Edoardo GambaroPamela J. MarpleYuji OgiwaraStephen M. PepperGillian SproulHans UrlusDawn (Dan) ZhangMari ArakawaFilip DrgasSimon HarmsMarta KownackaPietro MissanelliMassimiliano PizzoniaAnna Celejewska-RajchertJose Abel Rivera-PedrozaIppei SuzukiRebecca Tracy Rotem and Alan W. Hersh contributed to this article.

Advertisement
©2021 Greenberg Traurig, LLP. All rights reserved. National Law Review, Volume XI, Number 63
Advertisement
Advertisement

TRENDING LEGAL ANALYSIS

Advertisement
Advertisement

About this Author

Shareholder

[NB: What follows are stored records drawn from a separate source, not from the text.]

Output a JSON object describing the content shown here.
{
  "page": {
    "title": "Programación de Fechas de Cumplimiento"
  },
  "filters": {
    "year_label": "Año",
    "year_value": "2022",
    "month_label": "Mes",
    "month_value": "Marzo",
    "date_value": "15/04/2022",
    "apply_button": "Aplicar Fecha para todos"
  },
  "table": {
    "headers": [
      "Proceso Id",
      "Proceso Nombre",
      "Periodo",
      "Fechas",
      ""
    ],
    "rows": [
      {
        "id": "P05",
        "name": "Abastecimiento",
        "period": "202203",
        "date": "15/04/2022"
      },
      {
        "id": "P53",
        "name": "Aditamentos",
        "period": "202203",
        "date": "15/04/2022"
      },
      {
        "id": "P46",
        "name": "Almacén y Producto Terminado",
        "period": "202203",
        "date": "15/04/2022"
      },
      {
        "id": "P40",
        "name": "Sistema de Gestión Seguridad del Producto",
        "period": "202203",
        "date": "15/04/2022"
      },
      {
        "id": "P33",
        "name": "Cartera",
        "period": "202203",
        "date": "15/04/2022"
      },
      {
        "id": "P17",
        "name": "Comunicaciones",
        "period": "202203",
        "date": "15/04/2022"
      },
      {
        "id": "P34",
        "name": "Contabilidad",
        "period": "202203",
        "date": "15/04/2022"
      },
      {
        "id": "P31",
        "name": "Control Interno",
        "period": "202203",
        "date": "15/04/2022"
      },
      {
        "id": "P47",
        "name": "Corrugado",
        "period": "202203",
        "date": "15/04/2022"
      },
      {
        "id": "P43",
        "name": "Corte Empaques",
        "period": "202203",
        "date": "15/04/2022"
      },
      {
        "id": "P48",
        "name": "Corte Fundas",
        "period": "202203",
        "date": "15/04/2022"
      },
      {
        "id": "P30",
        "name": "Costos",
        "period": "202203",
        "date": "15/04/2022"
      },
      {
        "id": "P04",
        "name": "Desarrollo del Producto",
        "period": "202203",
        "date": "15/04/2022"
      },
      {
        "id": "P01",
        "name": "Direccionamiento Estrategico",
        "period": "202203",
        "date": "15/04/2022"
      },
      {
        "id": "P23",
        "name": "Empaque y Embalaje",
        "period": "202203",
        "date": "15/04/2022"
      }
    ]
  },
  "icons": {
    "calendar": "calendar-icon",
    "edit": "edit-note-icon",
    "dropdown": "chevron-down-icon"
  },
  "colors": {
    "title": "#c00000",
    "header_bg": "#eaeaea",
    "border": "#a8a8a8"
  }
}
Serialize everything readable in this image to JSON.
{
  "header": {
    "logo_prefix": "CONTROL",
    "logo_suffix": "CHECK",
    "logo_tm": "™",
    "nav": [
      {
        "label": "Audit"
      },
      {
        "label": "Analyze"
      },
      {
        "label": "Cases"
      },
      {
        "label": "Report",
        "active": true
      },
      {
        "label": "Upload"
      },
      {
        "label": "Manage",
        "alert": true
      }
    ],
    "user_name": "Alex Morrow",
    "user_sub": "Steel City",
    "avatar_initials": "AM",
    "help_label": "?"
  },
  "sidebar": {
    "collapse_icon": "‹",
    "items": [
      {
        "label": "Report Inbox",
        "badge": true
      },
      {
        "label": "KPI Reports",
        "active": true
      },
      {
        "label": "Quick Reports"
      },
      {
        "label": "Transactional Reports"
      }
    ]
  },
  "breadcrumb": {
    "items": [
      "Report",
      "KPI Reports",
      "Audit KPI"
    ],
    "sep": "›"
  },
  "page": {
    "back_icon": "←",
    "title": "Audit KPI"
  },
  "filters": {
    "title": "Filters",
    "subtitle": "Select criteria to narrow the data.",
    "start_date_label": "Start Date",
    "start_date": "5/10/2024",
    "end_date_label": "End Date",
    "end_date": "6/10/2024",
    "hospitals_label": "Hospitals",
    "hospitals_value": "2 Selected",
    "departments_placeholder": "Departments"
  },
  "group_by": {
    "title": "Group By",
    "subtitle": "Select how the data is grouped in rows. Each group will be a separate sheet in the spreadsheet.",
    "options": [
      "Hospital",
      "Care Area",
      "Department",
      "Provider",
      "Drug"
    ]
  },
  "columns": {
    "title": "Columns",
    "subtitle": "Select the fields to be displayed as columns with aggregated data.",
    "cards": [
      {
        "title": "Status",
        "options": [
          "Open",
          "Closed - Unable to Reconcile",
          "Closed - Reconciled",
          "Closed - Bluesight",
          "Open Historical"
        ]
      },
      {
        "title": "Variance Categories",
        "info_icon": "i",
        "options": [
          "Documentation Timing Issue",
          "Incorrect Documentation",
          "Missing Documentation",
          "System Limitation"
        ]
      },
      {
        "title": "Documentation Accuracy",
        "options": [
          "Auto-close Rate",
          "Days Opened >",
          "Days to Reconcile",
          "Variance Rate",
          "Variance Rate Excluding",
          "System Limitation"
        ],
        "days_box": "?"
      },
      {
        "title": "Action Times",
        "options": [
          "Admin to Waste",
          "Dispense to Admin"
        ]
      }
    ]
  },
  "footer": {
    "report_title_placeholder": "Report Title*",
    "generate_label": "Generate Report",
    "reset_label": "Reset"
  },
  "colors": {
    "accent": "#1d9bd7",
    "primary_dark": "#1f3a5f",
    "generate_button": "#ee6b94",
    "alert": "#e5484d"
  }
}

Andrew G. Berg Chairs the Global Antitrust Litigation & Competition Regulation Practice and advises clients on litigation, mergers and acquisitions, and other antitrust and competition-related matters before the Federal Trade Commission (FTC), the Antitrust Division of the Department of Justice (DOJ), state attorneys general, and in private litigation. Andrew's practice includes a full range of antitrust transactional and mergers and acquisitions experience, including Hart-Scott-Rodino filings at the FTC and DOJ, and related merger analysis issues. He also counsels...

202-.331-3181
Gregory Casas, Greenberg Traurig Law Firm, Austin, Houston, Energy and Business Litigation Law
Shareholder

Gregory J. Casas is the Administrative Shareholder for the Austin office and focuses his practice on antitrust, complex business litigation, and energy and natural resources law. Greg's antitrust and complex business litigation practices are international in scope. His antitrust practice includes litigating price-fixing, bid-rigging, and market allocation claims, and providing counseling for DOJ/FTC investigations, joint venture formation, mergers and acquisitions, pricing plans, and other contractual relationships. Greg's complex business litigation experience includes...

512-320-7238
Miguel Flores Bernés Antitrust & Competition Attorney Greenberg Traurig Mexico City, Mexico
Shareholder

Miguel Flores Bernés focuses his practice on antitrust and competition issues affecting clients in various industries, including government merger review, investigations of alleged anticompetitive conduct, litigation and counseling. He regularly represents clients before the two Mexican competition authorities: Comisión Federal de Competencia Económica and Instituto Federal de las Telecomunicaciones, and designed and implemented antitrust/competition compliance programs for clients in Mexico.

Prior to joining the firm, Miguel was a partner dedicated to antitrust and competition...

52 55-5029-0096
Calvin Ding Corporate Attorney Greenberg Traurig Shanghai, China
Shareholder

As a U.S. attorney who has worked in China for over decade, Calvin Ding has deep experience in international anti-corruption advisory and investigations, cross-border litigation and e-discovery, as well as compliance with Chinese anti-trust, anti-bribery, and privacy laws.

In the anti-corruption space, Calvin frequently advises companies on comprehensive compliance programs, risk assessments, pre-transaction compliance diligence, government policies, and internal investigations. Having spent several years working on the day-to-day implementation of an FCPA compliance program in...

86 (0) 21.6391.6633
Víctor Manuel Frías Garcés Commercial Law Attorney Greenberg Traurig Mexico City, Mexico
Shareholder

The practice of Victor Manuel Frías is focused on commercial law, including competition, mergers and acquisitions and arbitration.

On the competition side, Mr. Frías has represented clients in numerous cartel investigations before the Competition Commission in different industries for over 20 years. He frequently represents clients in pre-merger filings. Mr. Frías has been ranked by different publications as one of Mexico’s premier competition attorneys. He often appears before Mexico’s Federal Specialized Courts in Competition and Telecommunications matters.

On the M&A...

52 55-5029-0020
Advertisement
Advertisement